** What you will do **
Return exactly the lines that run from the one containing "Convert this screenshot" to the end of the entries, with both ends included.

** Records shown **

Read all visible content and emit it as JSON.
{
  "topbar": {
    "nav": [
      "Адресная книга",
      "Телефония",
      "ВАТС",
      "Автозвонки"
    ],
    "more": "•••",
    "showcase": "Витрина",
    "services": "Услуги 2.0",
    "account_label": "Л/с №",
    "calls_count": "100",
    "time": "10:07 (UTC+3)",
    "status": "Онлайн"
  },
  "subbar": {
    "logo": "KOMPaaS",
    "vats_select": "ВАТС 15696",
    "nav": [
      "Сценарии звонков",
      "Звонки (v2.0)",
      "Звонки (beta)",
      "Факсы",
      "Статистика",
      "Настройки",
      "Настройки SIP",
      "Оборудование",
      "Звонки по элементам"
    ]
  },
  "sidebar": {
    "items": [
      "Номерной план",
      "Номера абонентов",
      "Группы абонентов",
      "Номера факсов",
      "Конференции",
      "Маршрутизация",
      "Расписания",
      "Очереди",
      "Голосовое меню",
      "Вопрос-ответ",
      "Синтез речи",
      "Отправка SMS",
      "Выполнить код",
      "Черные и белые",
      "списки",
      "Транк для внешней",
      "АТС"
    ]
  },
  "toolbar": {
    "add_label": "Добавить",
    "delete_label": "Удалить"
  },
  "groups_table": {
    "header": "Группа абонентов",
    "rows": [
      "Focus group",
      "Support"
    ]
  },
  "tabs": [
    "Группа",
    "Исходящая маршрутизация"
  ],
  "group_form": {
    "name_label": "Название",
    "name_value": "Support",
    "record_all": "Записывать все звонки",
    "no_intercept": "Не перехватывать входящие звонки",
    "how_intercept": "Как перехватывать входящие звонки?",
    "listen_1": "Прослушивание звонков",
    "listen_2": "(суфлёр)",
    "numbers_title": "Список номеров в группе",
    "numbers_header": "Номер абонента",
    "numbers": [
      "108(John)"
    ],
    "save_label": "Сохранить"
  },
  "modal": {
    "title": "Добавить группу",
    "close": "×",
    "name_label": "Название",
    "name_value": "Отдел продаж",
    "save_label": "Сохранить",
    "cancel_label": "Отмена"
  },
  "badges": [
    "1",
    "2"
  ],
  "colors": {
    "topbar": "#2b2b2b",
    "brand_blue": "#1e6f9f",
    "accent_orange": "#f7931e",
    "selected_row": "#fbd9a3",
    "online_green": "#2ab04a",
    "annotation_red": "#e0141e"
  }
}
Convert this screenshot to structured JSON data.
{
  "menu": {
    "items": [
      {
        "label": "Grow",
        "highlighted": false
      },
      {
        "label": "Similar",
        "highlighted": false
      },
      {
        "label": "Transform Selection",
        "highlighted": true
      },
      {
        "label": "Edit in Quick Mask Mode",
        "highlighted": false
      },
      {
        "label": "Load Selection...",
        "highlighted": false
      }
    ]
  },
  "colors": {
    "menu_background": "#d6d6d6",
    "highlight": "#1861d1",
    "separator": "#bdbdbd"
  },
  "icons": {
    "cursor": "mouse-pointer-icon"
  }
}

** Result of the task **
Convert this screenshot to structured JSON data.
{
  "menu": {
    "items": [
      {
        "label": "Grow",
        "highlighted": false
      },
      {
        "label": "Similar",
        "highlighted": false
      },
      {
        "label": "Transform Selection",
        "highlighted": true
      },
      {
        "label": "Edit in Quick Mask Mode",
        "highlighted": false
      },
      {
        "label": "Load Selection...",
        "highlighted": false
      }
    ]
  },
  "colors": {
    "menu_background": "#d6d6d6",
    "highlight": "#1861d1",
    "separator": "#bdbdbd"
  },
  "icons": {
    "cursor": "mouse-pointer-icon"
  }
}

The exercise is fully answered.